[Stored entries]
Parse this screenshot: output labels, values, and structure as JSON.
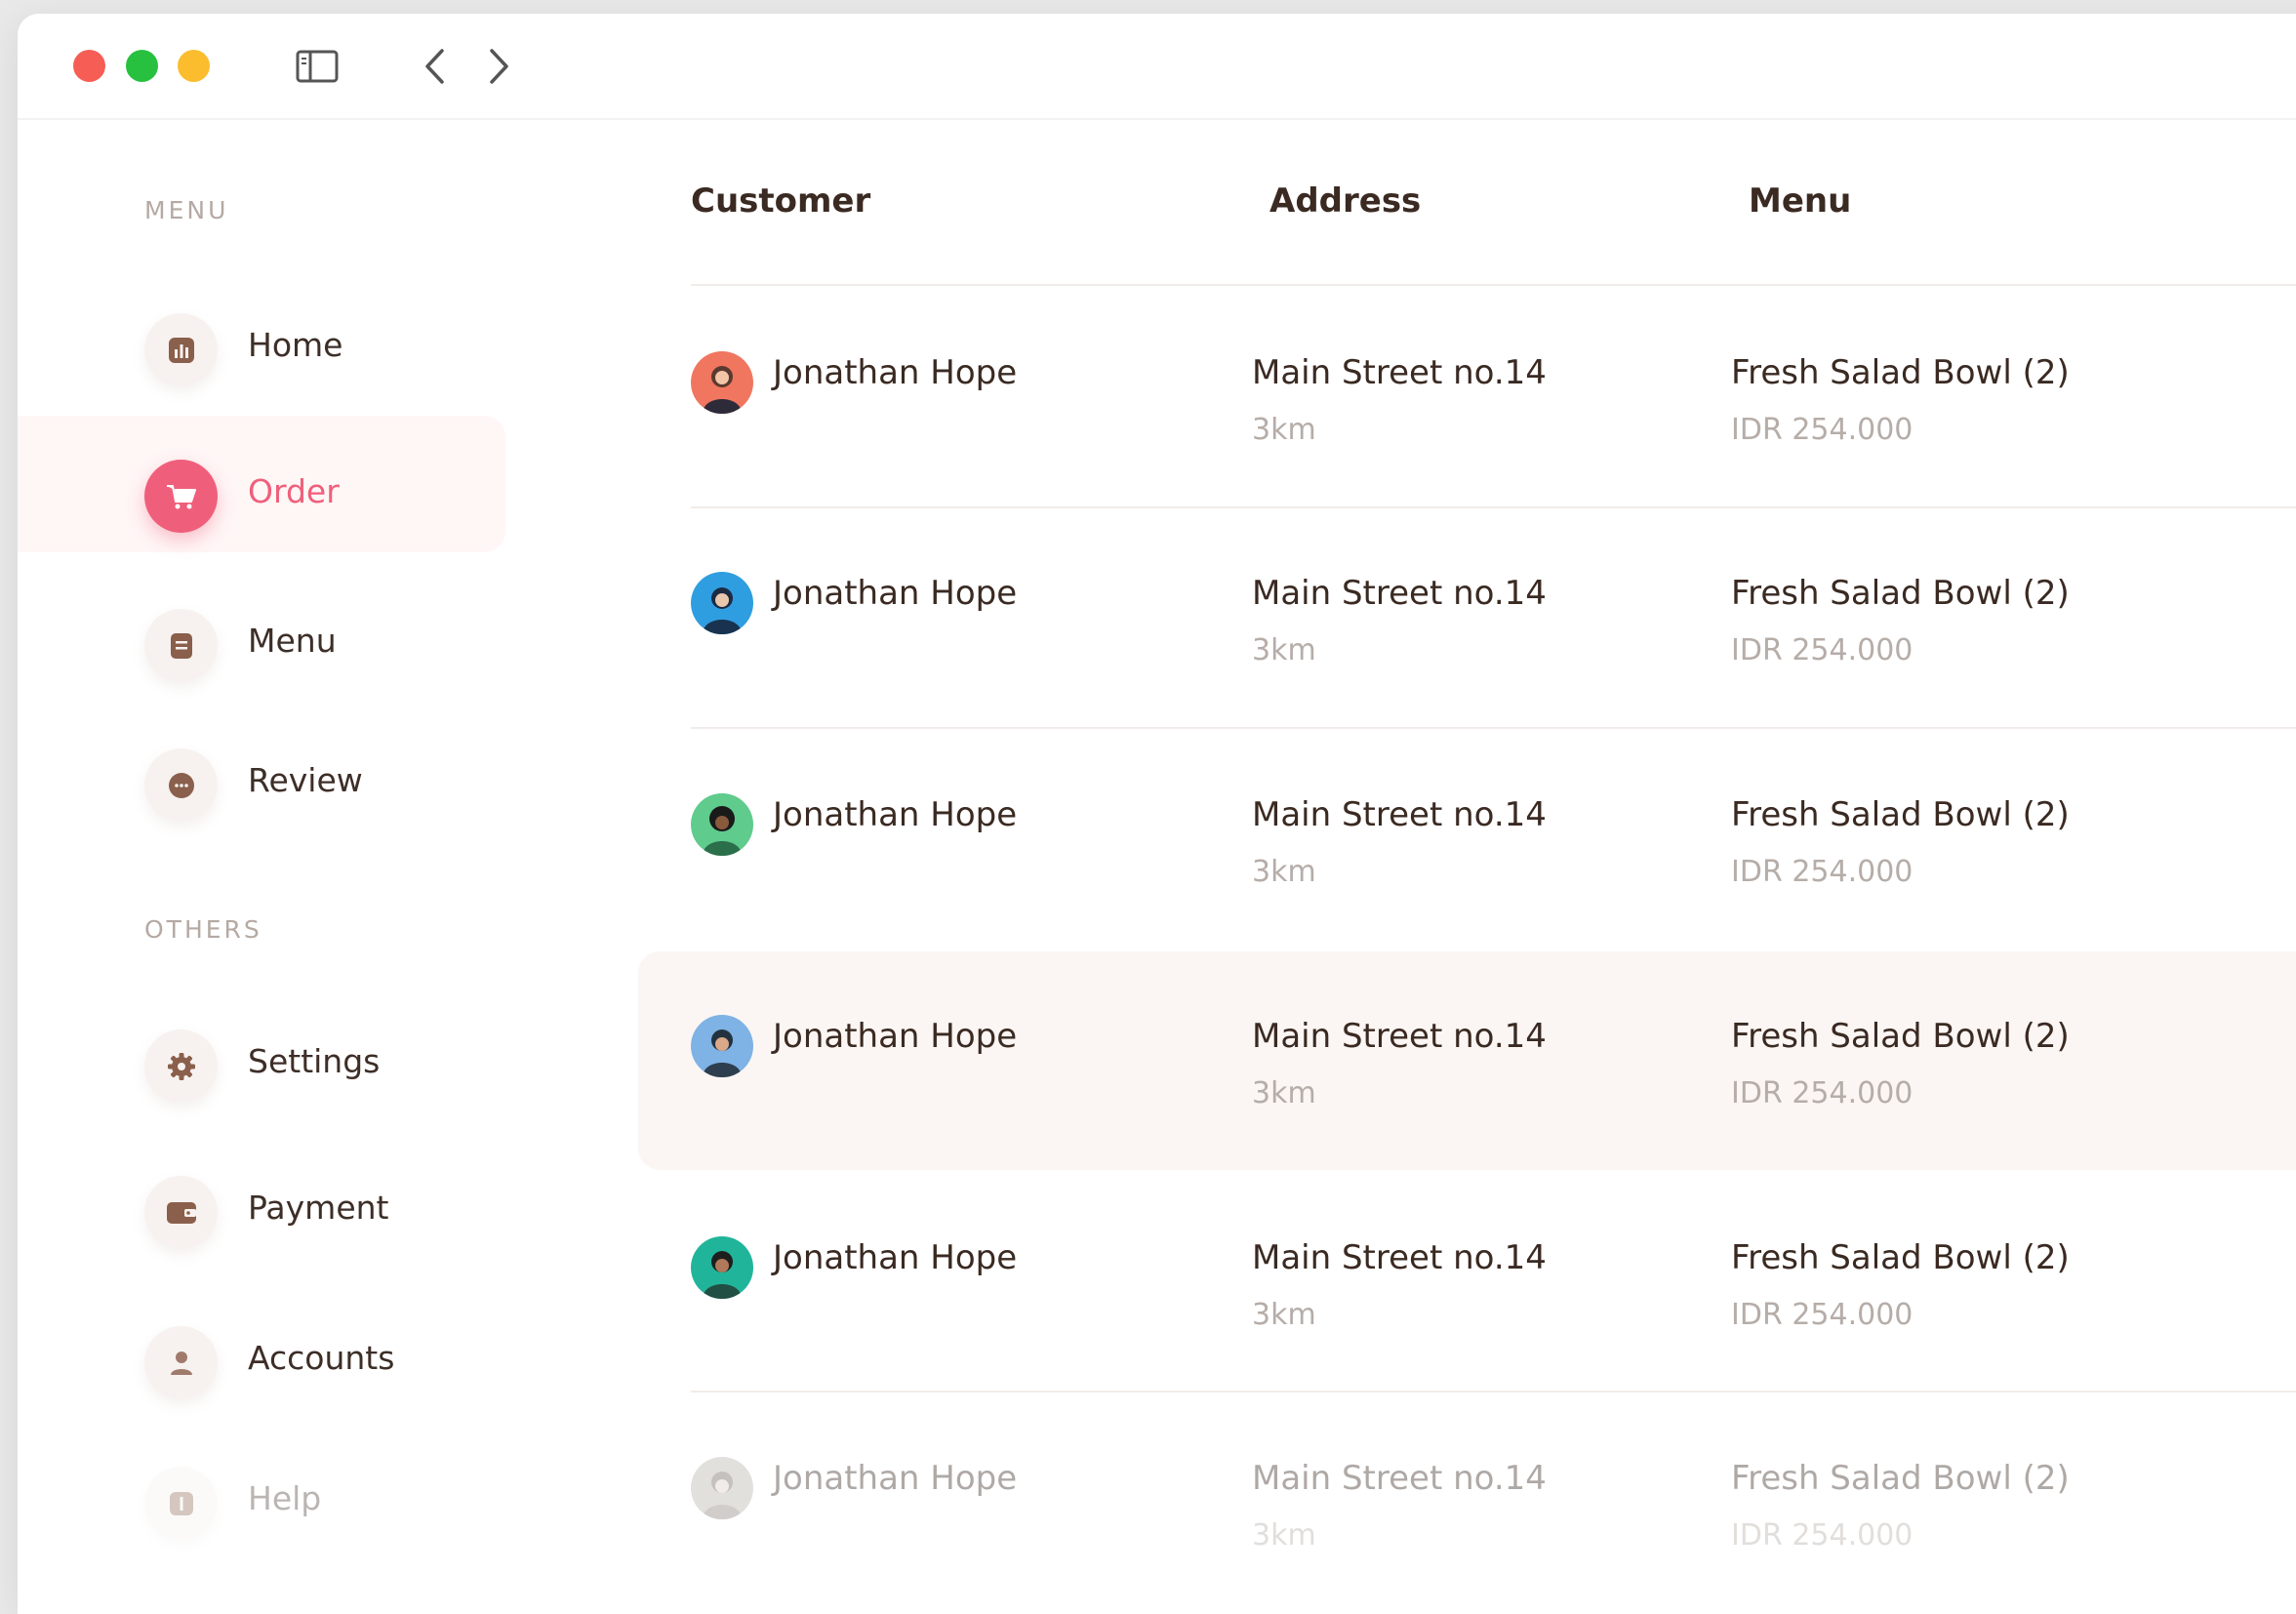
{
  "sidebar": {
    "section_menu": "MENU",
    "section_others": "OTHERS",
    "items": [
      {
        "label": "Home",
        "icon": "chart-icon"
      },
      {
        "label": "Order",
        "icon": "cart-icon"
      },
      {
        "label": "Menu",
        "icon": "document-icon"
      },
      {
        "label": "Review",
        "icon": "chat-icon"
      },
      {
        "label": "Settings",
        "icon": "gear-icon"
      },
      {
        "label": "Payment",
        "icon": "wallet-icon"
      },
      {
        "label": "Accounts",
        "icon": "user-icon"
      },
      {
        "label": "Help",
        "icon": "help-icon"
      }
    ]
  },
  "table": {
    "headers": {
      "customer": "Customer",
      "address": "Address",
      "menu": "Menu"
    },
    "rows": [
      {
        "name": "Jonathan Hope",
        "address": "Main Street no.14",
        "distance": "3km",
        "menu": "Fresh Salad Bowl (2)",
        "price": "IDR 254.000",
        "avatar_color": "#f0765f",
        "status_color": "#fbe0e6"
      },
      {
        "name": "Jonathan Hope",
        "address": "Main Street no.14",
        "distance": "3km",
        "menu": "Fresh Salad Bowl (2)",
        "price": "IDR 254.000",
        "avatar_color": "#2f9ee0",
        "status_color": "#dff3e2"
      },
      {
        "name": "Jonathan Hope",
        "address": "Main Street no.14",
        "distance": "3km",
        "menu": "Fresh Salad Bowl (2)",
        "price": "IDR 254.000",
        "avatar_color": "#5fcb8d",
        "status_color": "#f9dff0"
      },
      {
        "name": "Jonathan Hope",
        "address": "Main Street no.14",
        "distance": "3km",
        "menu": "Fresh Salad Bowl (2)",
        "price": "IDR 254.000",
        "avatar_color": "#7fb2e5",
        "status_color": "#fde3d3"
      },
      {
        "name": "Jonathan Hope",
        "address": "Main Street no.14",
        "distance": "3km",
        "menu": "Fresh Salad Bowl (2)",
        "price": "IDR 254.000",
        "avatar_color": "#20b59a",
        "status_color": "#fde8d8"
      },
      {
        "name": "Jonathan Hope",
        "address": "Main Street no.14",
        "distance": "3km",
        "menu": "Fresh Salad Bowl (2)",
        "price": "IDR 254.000",
        "avatar_color": "#b9b3ab",
        "status_color": "#f7e3ea"
      }
    ]
  }
}
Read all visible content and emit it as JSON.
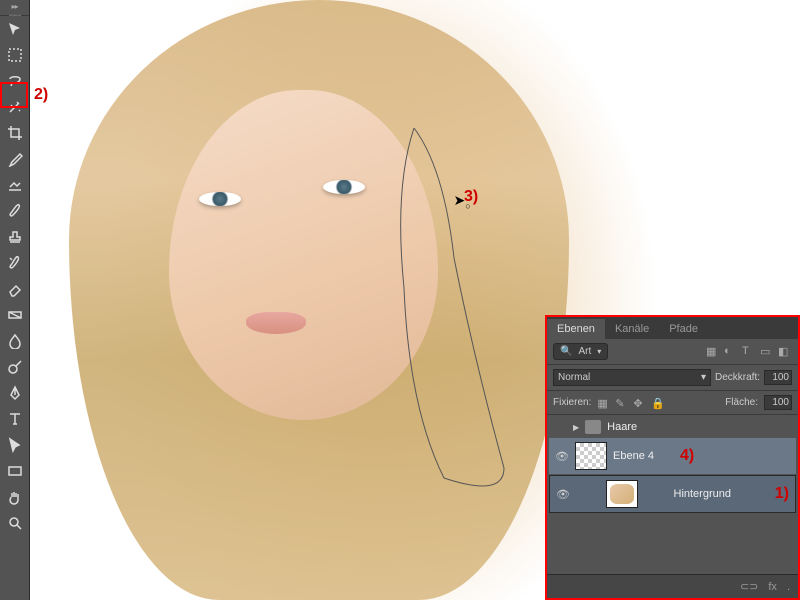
{
  "annotations": {
    "a1": "1)",
    "a2": "2)",
    "a3": "3)",
    "a4": "4)"
  },
  "panel": {
    "tabs": {
      "layers": "Ebenen",
      "channels": "Kanäle",
      "paths": "Pfade"
    },
    "filter": "Art",
    "blend_mode": "Normal",
    "opacity_label": "Deckkraft:",
    "opacity_value": "100",
    "lock_label": "Fixieren:",
    "fill_label": "Fläche:",
    "fill_value": "100",
    "group_name": "Haare",
    "layers": [
      {
        "name": "Ebene 4",
        "visible": true
      },
      {
        "name": "Hintergrund",
        "visible": true
      }
    ],
    "footer_link": "⊂⊃",
    "footer_fx": "fx"
  }
}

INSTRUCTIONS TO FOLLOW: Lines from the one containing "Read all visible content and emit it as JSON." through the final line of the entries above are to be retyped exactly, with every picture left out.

FINISHED TASK:
Read all visible content and emit it as JSON.
{
  "annotations": {
    "a1": "1)",
    "a2": "2)",
    "a3": "3)",
    "a4": "4)"
  },
  "panel": {
    "tabs": {
      "layers": "Ebenen",
      "channels": "Kanäle",
      "paths": "Pfade"
    },
    "filter": "Art",
    "blend_mode": "Normal",
    "opacity_label": "Deckkraft:",
    "opacity_value": "100",
    "lock_label": "Fixieren:",
    "fill_label": "Fläche:",
    "fill_value": "100",
    "group_name": "Haare",
    "layers": [
      {
        "name": "Ebene 4",
        "visible": true
      },
      {
        "name": "Hintergrund",
        "visible": true
      }
    ],
    "footer_link": "⊂⊃",
    "footer_fx": "fx"
  }
}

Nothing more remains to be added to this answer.